[0044] The cartridge 160 allows the collection of a fluid sample into the containment chamber 174 via the inlet orifice 166 using a vacuum created by an integrated vacuum assembly within the housing 162. An external lever 170 may be rotationally moved from a first position to a second position about an axis 172 driving an internal assembly 176 creating a vacuum within the containment chamber 174 as known to those skilled in the art. The containment chamber of the cartridge provides contact between collected fluid samples within the chamber and sensory apparatus for executing a series of calibration and diagnostic tests on the sample substantially the same as discussed above for the collection cartridge 102.

[0045] The collection cartridge disclosed in each embodiment provides the ability to obtain immediate, reliable and accurate testing of fluid samples without the processing delays associated with traditional laboratories. Moreover, the cartridge greatly reduces the quantity of fluid sample required from the patient to perform these tests.

[0046] Although only a few exemplary embodiments of the present invention have been described in detail above, those skilled in the art will readily appreciate that many modifications are possible in the exemplary embodiments without materially departing from the novel teachings and advantages of this invention. Accordingly, all such modifications are intended to be included within the scope of this invention as defined in the following claims.

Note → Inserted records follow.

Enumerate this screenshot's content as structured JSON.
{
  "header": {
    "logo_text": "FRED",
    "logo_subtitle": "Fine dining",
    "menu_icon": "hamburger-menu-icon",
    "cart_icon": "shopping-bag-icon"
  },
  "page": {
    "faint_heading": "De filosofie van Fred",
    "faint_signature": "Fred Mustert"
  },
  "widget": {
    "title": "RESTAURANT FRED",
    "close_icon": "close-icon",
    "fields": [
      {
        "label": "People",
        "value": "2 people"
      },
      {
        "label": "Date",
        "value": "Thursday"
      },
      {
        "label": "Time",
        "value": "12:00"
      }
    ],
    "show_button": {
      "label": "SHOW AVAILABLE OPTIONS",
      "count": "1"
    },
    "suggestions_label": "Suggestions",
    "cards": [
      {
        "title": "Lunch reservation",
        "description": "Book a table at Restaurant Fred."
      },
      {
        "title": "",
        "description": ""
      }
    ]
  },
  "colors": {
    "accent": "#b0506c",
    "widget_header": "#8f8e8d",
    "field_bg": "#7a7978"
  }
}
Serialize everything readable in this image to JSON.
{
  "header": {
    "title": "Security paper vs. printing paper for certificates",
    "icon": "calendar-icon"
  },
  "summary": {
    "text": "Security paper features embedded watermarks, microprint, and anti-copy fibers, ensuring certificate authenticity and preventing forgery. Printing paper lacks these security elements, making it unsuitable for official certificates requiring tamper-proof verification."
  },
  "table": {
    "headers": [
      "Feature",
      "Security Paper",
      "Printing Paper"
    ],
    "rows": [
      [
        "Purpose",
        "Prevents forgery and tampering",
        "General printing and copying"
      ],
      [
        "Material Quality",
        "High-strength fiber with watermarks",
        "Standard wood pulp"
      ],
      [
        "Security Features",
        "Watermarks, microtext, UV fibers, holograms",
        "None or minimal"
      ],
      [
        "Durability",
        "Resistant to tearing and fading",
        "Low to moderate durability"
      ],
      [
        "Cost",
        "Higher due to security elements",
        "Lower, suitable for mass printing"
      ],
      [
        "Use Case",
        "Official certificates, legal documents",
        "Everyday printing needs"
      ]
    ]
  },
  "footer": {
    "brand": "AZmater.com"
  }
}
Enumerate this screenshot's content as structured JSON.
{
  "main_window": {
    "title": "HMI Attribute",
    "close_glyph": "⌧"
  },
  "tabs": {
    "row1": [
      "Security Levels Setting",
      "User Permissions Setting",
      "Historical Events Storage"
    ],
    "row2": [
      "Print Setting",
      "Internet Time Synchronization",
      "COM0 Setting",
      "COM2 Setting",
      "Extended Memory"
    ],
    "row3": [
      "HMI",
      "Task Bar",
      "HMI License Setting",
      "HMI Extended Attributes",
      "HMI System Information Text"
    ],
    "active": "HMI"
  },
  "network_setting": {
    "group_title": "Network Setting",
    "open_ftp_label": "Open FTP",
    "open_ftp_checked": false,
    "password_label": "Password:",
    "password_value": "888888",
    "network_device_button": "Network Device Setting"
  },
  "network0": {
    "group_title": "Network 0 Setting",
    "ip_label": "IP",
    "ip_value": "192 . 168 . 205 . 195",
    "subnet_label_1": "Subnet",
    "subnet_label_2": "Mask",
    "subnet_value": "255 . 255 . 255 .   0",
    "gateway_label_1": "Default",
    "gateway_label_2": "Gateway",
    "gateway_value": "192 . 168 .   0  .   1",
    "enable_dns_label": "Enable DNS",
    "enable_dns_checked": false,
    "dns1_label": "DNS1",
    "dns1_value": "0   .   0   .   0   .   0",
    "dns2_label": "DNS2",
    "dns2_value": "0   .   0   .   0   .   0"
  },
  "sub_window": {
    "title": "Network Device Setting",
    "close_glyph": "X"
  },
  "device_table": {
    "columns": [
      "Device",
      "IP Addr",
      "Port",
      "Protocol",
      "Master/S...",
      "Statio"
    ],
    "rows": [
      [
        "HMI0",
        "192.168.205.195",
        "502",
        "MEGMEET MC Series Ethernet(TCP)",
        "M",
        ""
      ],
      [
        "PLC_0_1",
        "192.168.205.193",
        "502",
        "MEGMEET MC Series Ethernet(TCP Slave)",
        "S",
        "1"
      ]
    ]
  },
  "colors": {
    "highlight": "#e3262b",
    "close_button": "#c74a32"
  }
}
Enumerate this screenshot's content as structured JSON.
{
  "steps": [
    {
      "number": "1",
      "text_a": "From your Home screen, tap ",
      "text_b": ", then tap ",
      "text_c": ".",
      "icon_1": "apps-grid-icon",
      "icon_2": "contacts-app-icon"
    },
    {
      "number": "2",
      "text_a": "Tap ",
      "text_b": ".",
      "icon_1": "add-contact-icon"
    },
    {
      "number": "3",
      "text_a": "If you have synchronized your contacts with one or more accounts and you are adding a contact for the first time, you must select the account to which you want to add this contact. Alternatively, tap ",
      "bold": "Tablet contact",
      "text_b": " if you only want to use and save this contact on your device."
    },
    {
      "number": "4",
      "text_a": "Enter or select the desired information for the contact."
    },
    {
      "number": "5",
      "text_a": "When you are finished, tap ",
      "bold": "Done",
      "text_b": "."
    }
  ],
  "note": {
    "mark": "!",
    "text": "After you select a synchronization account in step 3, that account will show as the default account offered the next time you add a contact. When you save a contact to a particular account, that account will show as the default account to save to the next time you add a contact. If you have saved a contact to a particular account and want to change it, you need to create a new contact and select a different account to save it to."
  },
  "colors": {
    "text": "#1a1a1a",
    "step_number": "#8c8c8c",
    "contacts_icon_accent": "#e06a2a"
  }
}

Referenced by
Citing PatentFiling datePublication dateApplicantTitle
US7578591 *14 Sep 200625 Aug 2009Hewlett-Packard Development Company, L.P.Filing, identifying, validating, and servicing tip for fluid-ejection device
US774080418 Jan 200822 Jun 2010Chromedx Inc.Spectroscopic sample holder
US781612412 May 200619 Oct 2010Chromedx Inc.Diagnostic whole blood and plasma apparatus
US81014044 Oct 201024 Jan 2012Chromedx Inc.Plasma extraction apparatus
US8206650 *2 May 200626 Jun 2012Chromedx Inc.Joint-diagnostic spectroscopic and biosensor meter
US20130216998 *20 Jul 201122 Aug 2013Becton, Dickinson And CompanyMethod for linking point of care rapid diagnostic testing results to laboratory-based methods
EP1652474A2 *27 Oct 20053 May 2006Lifescan, Inc.Combined lancing and auxiliary device
WO2006120656A1 *5 May 200616 Nov 2006Haemoglobal Biotech LtdA mobile chemistry and haematology analyser with an integrated diagnostic database
Classifications
U.S. Classification600/584
International ClassificationG01N33/487, A61B5/15, G01N27/403
Cooperative ClassificationA61B5/1411
European ClassificationA61B5/14B2
Legal Events
DateCodeEventDescription
4 Mar 2003ASAssignment
Owner name: BECTON, DICKINSON AND COMPANY, NEW JERSEY
Free format text: ASSIGNMENT OF ASSIGNORS INTEREST;ASSIGNORS:STEVENS, TIMOTHY A.;NEWBY, C. MARK;WILKINSON, BRADLEY M.;AND OTHERS;REEL/FRAME:013834/0619
Effective date: 20030226